=== Begin Enclosure ===

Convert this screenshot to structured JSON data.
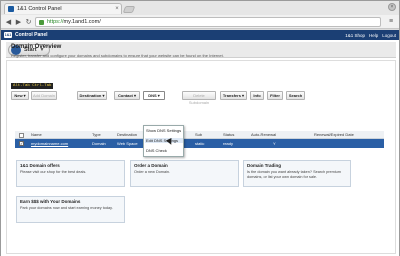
{
  "browser": {
    "tab_title": "1&1 Control Panel",
    "tab_close": "×",
    "url_scheme": "https://",
    "url_host": "my.1and1.com",
    "url_path": "/",
    "back_glyph": "◀",
    "forward_glyph": "▶",
    "reload_glyph": "↻",
    "menu_glyph": "≡",
    "window_close": "×"
  },
  "control_panel": {
    "logo_text": "1&1",
    "title": "Control Panel",
    "top_links": [
      "1&1 Shop",
      "Help",
      "Logout"
    ]
  },
  "start": {
    "label": "Start",
    "chevron": "▼"
  },
  "overview": {
    "title": "Domain Overview",
    "description": "Register, transfer and configure your domains and subdomains to ensure that your website can be found on the Internet."
  },
  "shortcut_hint": "Alt-Tab Ctrl-Tab",
  "toolbar": {
    "buttons": [
      {
        "label": "New ▾",
        "disabled": false
      },
      {
        "label": "Add Domain",
        "disabled": true
      },
      {
        "label": "Destination ▾",
        "disabled": false
      },
      {
        "label": "Contact ▾",
        "disabled": false
      },
      {
        "label": "DNS ▾",
        "disabled": false,
        "active": true
      },
      {
        "label": "Delete Subdomain",
        "disabled": true
      },
      {
        "label": "Transfers ▾",
        "disabled": false
      },
      {
        "label": "Info",
        "disabled": false
      },
      {
        "label": "Filter",
        "disabled": false
      },
      {
        "label": "Search",
        "disabled": false
      }
    ]
  },
  "dns_menu": {
    "items": [
      "Show DNS Settings",
      "Edit DNS Settings",
      "DNS Check"
    ]
  },
  "table": {
    "headers": [
      "Name",
      "Type",
      "Destination",
      "Sub",
      "Status",
      "Auto-Renewal",
      "Renewal/Expired Date"
    ],
    "rows": [
      {
        "name": "mydomainname.com",
        "type": "Domain",
        "destination": "Web Space",
        "sub": "static",
        "status": "ready",
        "auto_renewal": "Y",
        "renewal": ""
      }
    ]
  },
  "cards": [
    {
      "title": "1&1 Domain offers",
      "text": "Please visit our shop for the best deals."
    },
    {
      "title": "Order a Domain",
      "text": "Order a new Domain."
    },
    {
      "title": "Domain Trading",
      "text": "Is the domain you want already taken? Search premium domains, or list your own domain for sale."
    },
    {
      "title": "Earn $$$ with Your Domains",
      "text": "Park your domains now and start earning money today."
    }
  ],
  "colors": {
    "header_blue": "#1b3f74",
    "selected_row": "#2a5fa5"
  }
}
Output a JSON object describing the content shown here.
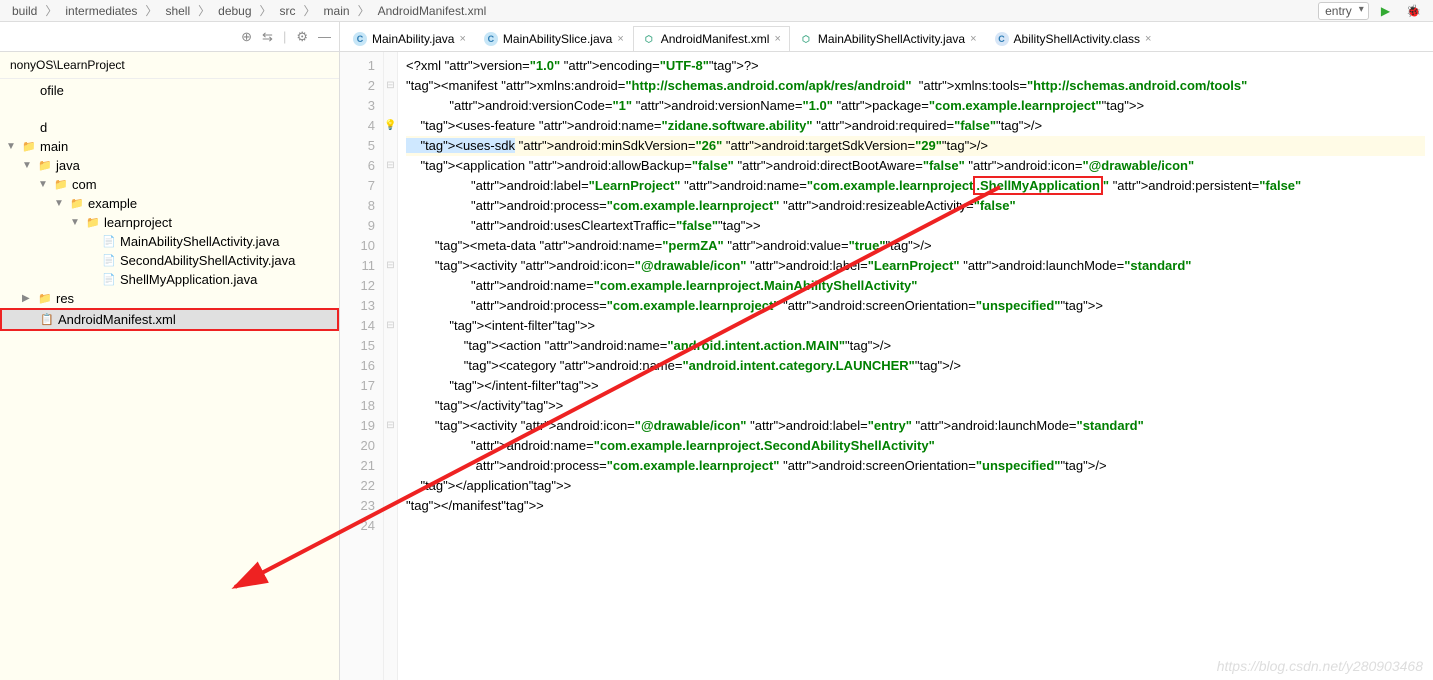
{
  "breadcrumb": [
    "build",
    "intermediates",
    "shell",
    "debug",
    "src",
    "main",
    "AndroidManifest.xml"
  ],
  "config_dropdown": "entry",
  "sidebar": {
    "path": "nonyOS\\LearnProject",
    "tree": [
      {
        "indent": 0,
        "caret": "",
        "icon": "",
        "label": "ofile"
      },
      {
        "indent": 0,
        "caret": "",
        "icon": "",
        "label": ""
      },
      {
        "indent": 0,
        "caret": "",
        "icon": "",
        "label": "d"
      },
      {
        "indent": 0,
        "caret": "▼",
        "icon": "folder-b",
        "label": "main"
      },
      {
        "indent": 1,
        "caret": "▼",
        "icon": "folder-b",
        "label": "java"
      },
      {
        "indent": 2,
        "caret": "▼",
        "icon": "folder-y",
        "label": "com"
      },
      {
        "indent": 3,
        "caret": "▼",
        "icon": "folder-y",
        "label": "example"
      },
      {
        "indent": 4,
        "caret": "▼",
        "icon": "folder-y",
        "label": "learnproject"
      },
      {
        "indent": 5,
        "caret": "",
        "icon": "jfile",
        "label": "MainAbilityShellActivity.java"
      },
      {
        "indent": 5,
        "caret": "",
        "icon": "jfile",
        "label": "SecondAbilityShellActivity.java"
      },
      {
        "indent": 5,
        "caret": "",
        "icon": "jfile",
        "label": "ShellMyApplication.java"
      },
      {
        "indent": 1,
        "caret": "▶",
        "icon": "folder-b",
        "label": "res"
      },
      {
        "indent": 1,
        "caret": "",
        "icon": "manifest",
        "label": "AndroidManifest.xml",
        "sel": true
      }
    ]
  },
  "tabs": [
    {
      "icon": "c",
      "label": "MainAbility.java",
      "active": false
    },
    {
      "icon": "c",
      "label": "MainAbilitySlice.java",
      "active": false
    },
    {
      "icon": "m",
      "label": "AndroidManifest.xml",
      "active": true
    },
    {
      "icon": "m",
      "label": "MainAbilityShellActivity.java",
      "active": false
    },
    {
      "icon": "cls",
      "label": "AbilityShellActivity.class",
      "active": false
    }
  ],
  "code": {
    "lines": [
      "<?xml version=\"1.0\" encoding=\"UTF-8\"?>",
      "<manifest xmlns:android=\"http://schemas.android.com/apk/res/android\"  xmlns:tools=\"http://schemas.android.com/tools\"",
      "            android:versionCode=\"1\" android:versionName=\"1.0\" package=\"com.example.learnproject\">",
      "    <uses-feature android:name=\"zidane.software.ability\" android:required=\"false\"/>",
      "    <uses-sdk android:minSdkVersion=\"26\" android:targetSdkVersion=\"29\"/>",
      "    <application android:allowBackup=\"false\" android:directBootAware=\"false\" android:icon=\"@drawable/icon\"",
      "                  android:label=\"LearnProject\" android:name=\"com.example.learnproject.ShellMyApplication\" android:persistent=\"false\"",
      "                  android:process=\"com.example.learnproject\" android:resizeableActivity=\"false\"",
      "                  android:usesCleartextTraffic=\"false\">",
      "        <meta-data android:name=\"permZA\" android:value=\"true\"/>",
      "        <activity android:icon=\"@drawable/icon\" android:label=\"LearnProject\" android:launchMode=\"standard\"",
      "                  android:name=\"com.example.learnproject.MainAbilityShellActivity\"",
      "                  android:process=\"com.example.learnproject\" android:screenOrientation=\"unspecified\">",
      "            <intent-filter>",
      "                <action android:name=\"android.intent.action.MAIN\"/>",
      "                <category android:name=\"android.intent.category.LAUNCHER\"/>",
      "            </intent-filter>",
      "        </activity>",
      "        <activity android:icon=\"@drawable/icon\" android:label=\"entry\" android:launchMode=\"standard\"",
      "                  android:name=\"com.example.learnproject.SecondAbilityShellActivity\"",
      "                  android:process=\"com.example.learnproject\" android:screenOrientation=\"unspecified\"/>",
      "    </application>",
      "</manifest>",
      ""
    ],
    "highlight_line": 5,
    "bulb_line": 4,
    "redbox_text": ".ShellMyApplication"
  },
  "watermark": "https://blog.csdn.net/y280903468"
}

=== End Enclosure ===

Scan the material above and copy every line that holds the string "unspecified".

• ANSWER TO THE PROBLEM:
      "                  android:process=\"com.example.learnproject\" android:screenOrientation=\"unspecified\">",
      "                  android:process=\"com.example.learnproject\" android:screenOrientation=\"unspecified\"/>",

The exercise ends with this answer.